> > > > > > >
> > > > > > (SortField<
> > > > > >
> > > > >
> > > >
> > >
> >
> file:///D:/library/apache/lucene-2.0.0/docs/api/org/apache/lucene/search/SortField.html
> > > > > > >
> > > > > > [] fields)
> > > > > > *Sort*<
> > > > > >
> > > > >
> > > >
> > >
> >
> file:///D:/library/apache/lucene-2.0.0/docs/api/org/apache/lucene/search/Sort.html#Sort(java.lang.String[])
> > > > > > >
> > > > > > (String <
> > http://java.sun.com/j2se/1.4/docs/api/java/lang/String.html
> > > >
> > > > > > [] fields)
> > > > > >
> > > > > > This should do it right ?
> > > > > >
> > > > > >
> > > > > >
> > > > > > On 9/29/06, KEGan <[hidden email]> wrote:
> > > > > > >
> > > > > > > Hi,
> > > > > > >
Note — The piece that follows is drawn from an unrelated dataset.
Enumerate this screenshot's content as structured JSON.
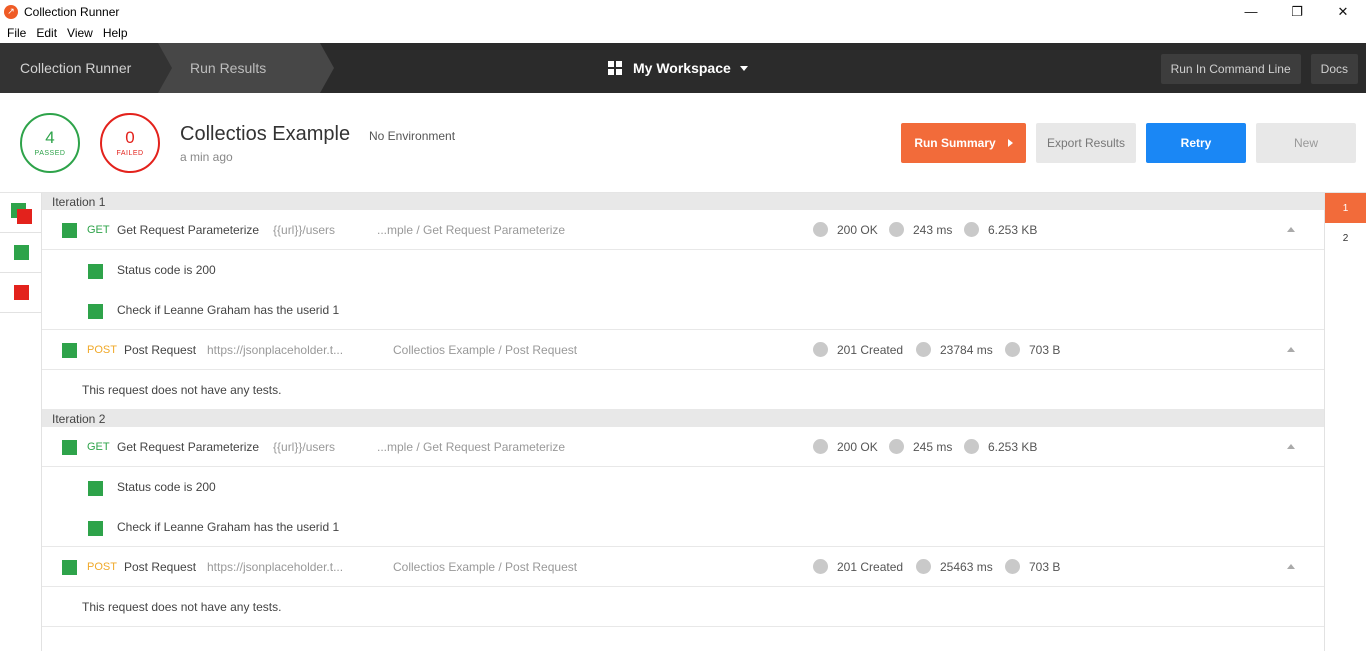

> > > > > > > I have seen some sort examples in LIA. But cant find what I am
> > > > looking
> > > > > > > for. How do I sort document by date, AND for all the documents
> > > with
> > > > > the
> > > > > > same
> > > > > > > date ... these are sorted by relavency. (Date has higher sort
> > > > priority
> > > > > > in
> > > > > > > this case).
> > > > > > >
> > > > > > > Thanks.
> > > > > > >
> > > > > >
> > > > > >
> > > > >
> > > > >
> > > >
> > > >
> > >
> > >
> >
> >
>
>